__WHAT IS BEING ASKED__:
Reproduce the listing below word for word and exclude any picture.

__ENTRIES PROVIDED__:
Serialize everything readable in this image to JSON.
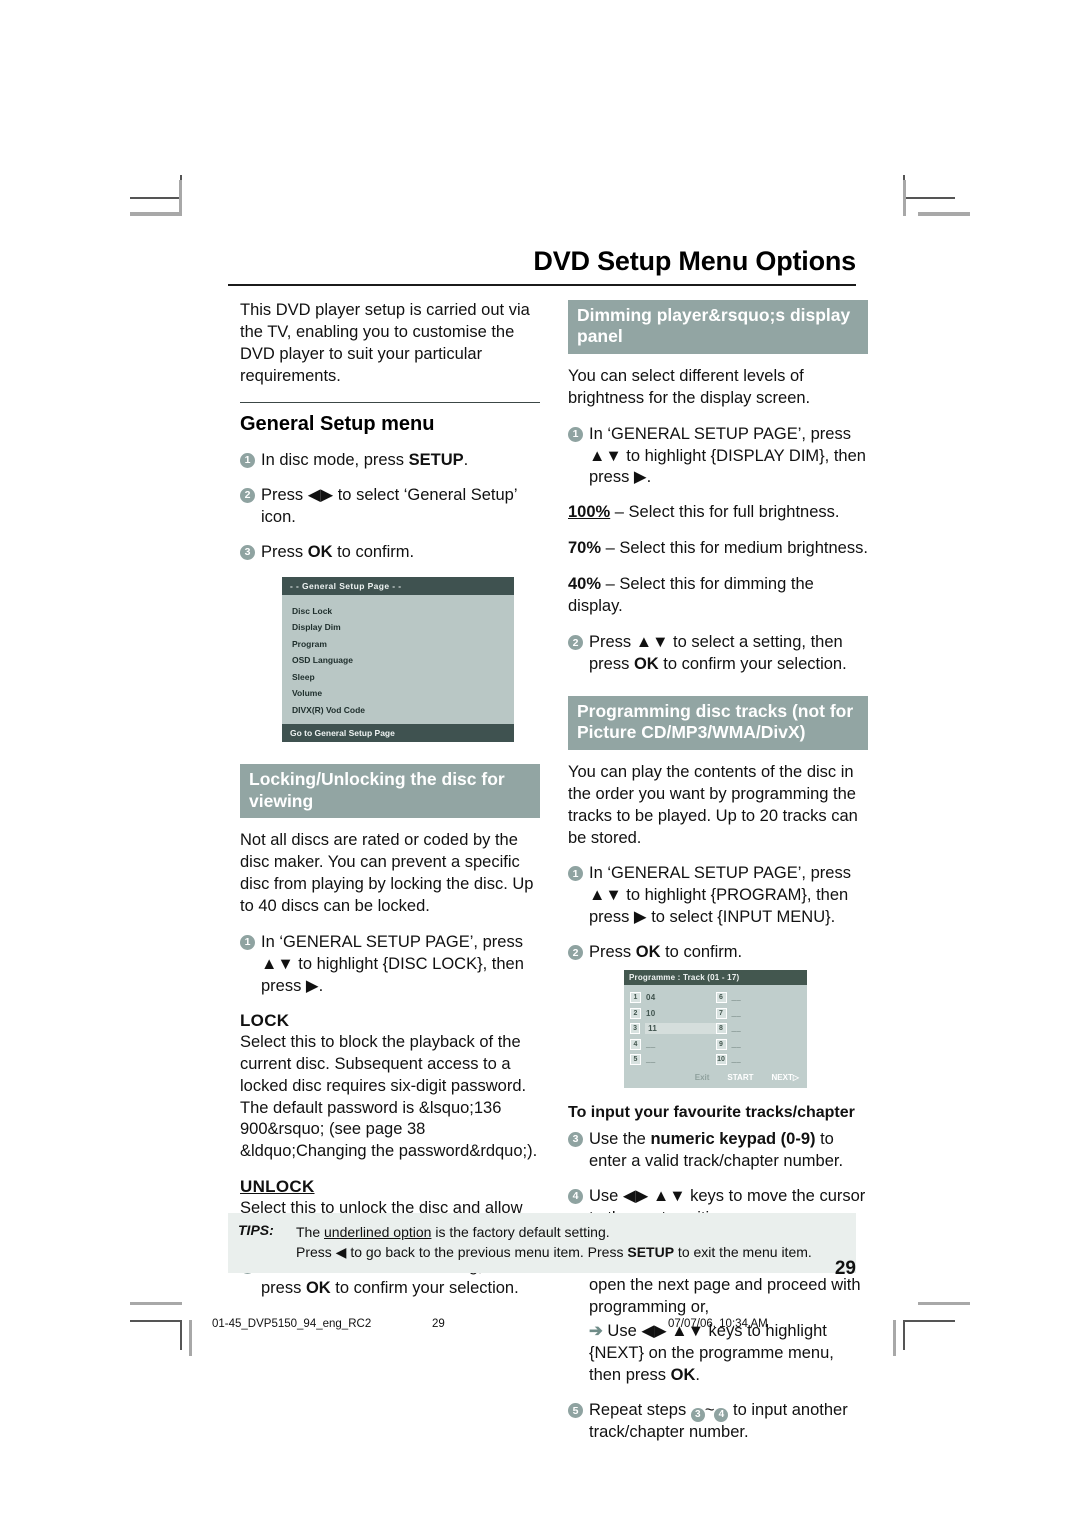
{
  "header": {
    "title": "DVD Setup Menu Options"
  },
  "left": {
    "intro": "This DVD player setup is carried out via the TV, enabling you to customise the DVD player to suit your particular requirements.",
    "general_setup_heading": "General Setup menu",
    "steps": [
      {
        "n": "1",
        "html": "In disc mode, press <span class=\"b\">SETUP</span>."
      },
      {
        "n": "2",
        "html": "Press &#9664;&#9654; to select &lsquo;General Setup&rsquo; icon."
      },
      {
        "n": "3",
        "html": "Press <span class=\"b\">OK</span> to confirm."
      }
    ],
    "osd": {
      "title": "- -   General Setup Page   - -",
      "items": [
        "Disc Lock",
        "Display Dim",
        "Program",
        "OSD Language",
        "Sleep",
        "Volume",
        "DIVX(R) Vod Code"
      ],
      "footer": "Go to General Setup Page"
    },
    "lock_section": {
      "bar": "Locking/Unlocking the disc for viewing",
      "body": "Not all discs are rated or coded by the disc maker. You can prevent a specific disc from playing by locking the disc.  Up to 40 discs can be locked.",
      "step1": "In &lsquo;GENERAL SETUP PAGE&rsquo;, press &#9650;&#9660; to highlight {DISC LOCK}, then press &#9654;.",
      "lock_heading": "LOCK",
      "lock_body": "Select this to block the playback of the current disc.  Subsequent access to a locked disc requires six-digit password. The default password is &lsquo;136 900&rsquo; (see page 38 &ldquo;Changing the password&rdquo;).",
      "unlock_heading": "UNLOCK",
      "unlock_body": "Select this to unlock the disc and allow future playback.",
      "step2": "Press &#9650;&nbsp;&#9660; to select a setting, then press <span class=\"b\">OK</span> to confirm your selection."
    }
  },
  "right": {
    "dim_section": {
      "bar": "Dimming player&rsquo;s display panel",
      "body": "You can select different levels of brightness for the display screen.",
      "step1": "In &lsquo;GENERAL SETUP PAGE&rsquo;, press &#9650;&#9660; to highlight {DISPLAY DIM}, then press &#9654;.",
      "options": [
        {
          "label": "100%",
          "underline": true,
          "text": " &ndash; Select this for full brightness."
        },
        {
          "label": "70%",
          "underline": false,
          "text": " &ndash; Select this for medium brightness."
        },
        {
          "label": "40%",
          "underline": false,
          "text": " &ndash; Select this for dimming the display."
        }
      ],
      "step2": "Press &#9650;&#9660; to select a setting, then press <span class=\"b\">OK</span> to confirm your selection."
    },
    "prog_section": {
      "bar": "Programming disc tracks (not for Picture CD/MP3/WMA/DivX)",
      "body": "You can play the contents of the disc in the order you want by programming the tracks to be played. Up to 20 tracks can be stored.",
      "step1": "In &lsquo;GENERAL SETUP PAGE&rsquo;, press &#9650;&#9660; to highlight {PROGRAM}, then press &#9654; to select {INPUT MENU}.",
      "step2": "Press <span class=\"b\">OK</span> to confirm."
    },
    "prog_osd": {
      "title": "Programme : Track (01 - 17)",
      "left_rows": [
        {
          "n": "1",
          "value": "04",
          "selected": false
        },
        {
          "n": "2",
          "value": "10",
          "selected": false
        },
        {
          "n": "3",
          "value": "11",
          "selected": true
        },
        {
          "n": "4",
          "value": "__",
          "selected": false
        },
        {
          "n": "5",
          "value": "__",
          "selected": false
        }
      ],
      "right_rows": [
        {
          "n": "6",
          "value": "__",
          "selected": false
        },
        {
          "n": "7",
          "value": "__",
          "selected": false
        },
        {
          "n": "8",
          "value": "__",
          "selected": false
        },
        {
          "n": "9",
          "value": "__",
          "selected": false
        },
        {
          "n": "10",
          "value": "__",
          "selected": false
        }
      ],
      "exit": "Exit",
      "start": "START",
      "next": "NEXT"
    },
    "fav_heading": "To input your favourite tracks/chapter",
    "step3": "Use the <span class=\"b\">numeric keypad (0-9)</span> to enter a valid track/chapter number.",
    "step4": "Use &#9664;&#9654; &#9650;&#9660; keys to move the cursor to the next position.",
    "sub_a": "If there are more than ten track/chapters, press <span class=\"b\">NEXT</span> &#9654;&#9475; to open the next page and proceed with programming or,",
    "sub_b": "Use &#9664;&#9654; &#9650;&#9660; keys to highlight {NEXT} on the programme menu, then press <span class=\"b\">OK</span>.",
    "step5_pre": "Repeat steps ",
    "step5_mid": "~",
    "step5_post": " to input another track/chapter number.",
    "step5_a": "3",
    "step5_b": "4"
  },
  "tips": {
    "label": "TIPS:",
    "line1_pre": "The ",
    "line1_underlined": "underlined option",
    "line1_post": " is the factory default setting.",
    "line2": "Press &#9664; to go back to the previous menu item. Press <span class=\"b\">SETUP</span> to exit the menu item."
  },
  "page_number": "29",
  "printer_footer": {
    "file": "01-45_DVP5150_94_eng_RC2",
    "page": "29",
    "timestamp": "07/07/06, 10:34 AM"
  },
  "colors": {
    "section_bar": "#92a5a3",
    "bullet": "#8fa3a1",
    "osd_dark": "#3f5250",
    "osd_light": "#b9c7c5",
    "tips_bg": "#eaefed"
  }
}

__SOLUTION TO THIS PROBLEM__:
Serialize everything readable in this image to JSON.
{
  "header": {
    "title": "DVD Setup Menu Options"
  },
  "left": {
    "intro": "This DVD player setup is carried out via the TV, enabling you to customise the DVD player to suit your particular requirements.",
    "general_setup_heading": "General Setup menu",
    "steps": [
      {
        "n": "1",
        "html": "In disc mode, press <span class=\"b\">SETUP</span>."
      },
      {
        "n": "2",
        "html": "Press &#9664;&#9654; to select &lsquo;General Setup&rsquo; icon."
      },
      {
        "n": "3",
        "html": "Press <span class=\"b\">OK</span> to confirm."
      }
    ],
    "osd": {
      "title": "- -   General Setup Page   - -",
      "items": [
        "Disc Lock",
        "Display Dim",
        "Program",
        "OSD Language",
        "Sleep",
        "Volume",
        "DIVX(R) Vod Code"
      ],
      "footer": "Go to General Setup Page"
    },
    "lock_section": {
      "bar": "Locking/Unlocking the disc for viewing",
      "body": "Not all discs are rated or coded by the disc maker. You can prevent a specific disc from playing by locking the disc.  Up to 40 discs can be locked.",
      "step1": "In &lsquo;GENERAL SETUP PAGE&rsquo;, press &#9650;&#9660; to highlight {DISC LOCK}, then press &#9654;.",
      "lock_heading": "LOCK",
      "lock_body": "Select this to block the playback of the current disc.  Subsequent access to a locked disc requires six-digit password. The default password is &lsquo;136 900&rsquo; (see page 38 &ldquo;Changing the password&rdquo;).",
      "unlock_heading": "UNLOCK",
      "unlock_body": "Select this to unlock the disc and allow future playback.",
      "step2": "Press &#9650;&nbsp;&#9660; to select a setting, then press <span class=\"b\">OK</span> to confirm your selection."
    }
  },
  "right": {
    "dim_section": {
      "bar": "Dimming player&rsquo;s display panel",
      "body": "You can select different levels of brightness for the display screen.",
      "step1": "In &lsquo;GENERAL SETUP PAGE&rsquo;, press &#9650;&#9660; to highlight {DISPLAY DIM}, then press &#9654;.",
      "options": [
        {
          "label": "100%",
          "underline": true,
          "text": " &ndash; Select this for full brightness."
        },
        {
          "label": "70%",
          "underline": false,
          "text": " &ndash; Select this for medium brightness."
        },
        {
          "label": "40%",
          "underline": false,
          "text": " &ndash; Select this for dimming the display."
        }
      ],
      "step2": "Press &#9650;&#9660; to select a setting, then press <span class=\"b\">OK</span> to confirm your selection."
    },
    "prog_section": {
      "bar": "Programming disc tracks (not for Picture CD/MP3/WMA/DivX)",
      "body": "You can play the contents of the disc in the order you want by programming the tracks to be played. Up to 20 tracks can be stored.",
      "step1": "In &lsquo;GENERAL SETUP PAGE&rsquo;, press &#9650;&#9660; to highlight {PROGRAM}, then press &#9654; to select {INPUT MENU}.",
      "step2": "Press <span class=\"b\">OK</span> to confirm."
    },
    "prog_osd": {
      "title": "Programme : Track (01 - 17)",
      "left_rows": [
        {
          "n": "1",
          "value": "04",
          "selected": false
        },
        {
          "n": "2",
          "value": "10",
          "selected": false
        },
        {
          "n": "3",
          "value": "11",
          "selected": true
        },
        {
          "n": "4",
          "value": "__",
          "selected": false
        },
        {
          "n": "5",
          "value": "__",
          "selected": false
        }
      ],
      "right_rows": [
        {
          "n": "6",
          "value": "__",
          "selected": false
        },
        {
          "n": "7",
          "value": "__",
          "selected": false
        },
        {
          "n": "8",
          "value": "__",
          "selected": false
        },
        {
          "n": "9",
          "value": "__",
          "selected": false
        },
        {
          "n": "10",
          "value": "__",
          "selected": false
        }
      ],
      "exit": "Exit",
      "start": "START",
      "next": "NEXT"
    },
    "fav_heading": "To input your favourite tracks/chapter",
    "step3": "Use the <span class=\"b\">numeric keypad (0-9)</span> to enter a valid track/chapter number.",
    "step4": "Use &#9664;&#9654; &#9650;&#9660; keys to move the cursor to the next position.",
    "sub_a": "If there are more than ten track/chapters, press <span class=\"b\">NEXT</span> &#9654;&#9475; to open the next page and proceed with programming or,",
    "sub_b": "Use &#9664;&#9654; &#9650;&#9660; keys to highlight {NEXT} on the programme menu, then press <span class=\"b\">OK</span>.",
    "step5_pre": "Repeat steps ",
    "step5_mid": "~",
    "step5_post": " to input another track/chapter number.",
    "step5_a": "3",
    "step5_b": "4"
  },
  "tips": {
    "label": "TIPS:",
    "line1_pre": "The ",
    "line1_underlined": "underlined option",
    "line1_post": " is the factory default setting.",
    "line2": "Press &#9664; to go back to the previous menu item. Press <span class=\"b\">SETUP</span> to exit the menu item."
  },
  "page_number": "29",
  "printer_footer": {
    "file": "01-45_DVP5150_94_eng_RC2",
    "page": "29",
    "timestamp": "07/07/06, 10:34 AM"
  },
  "colors": {
    "section_bar": "#92a5a3",
    "bullet": "#8fa3a1",
    "osd_dark": "#3f5250",
    "osd_light": "#b9c7c5",
    "tips_bg": "#eaefed"
  }
}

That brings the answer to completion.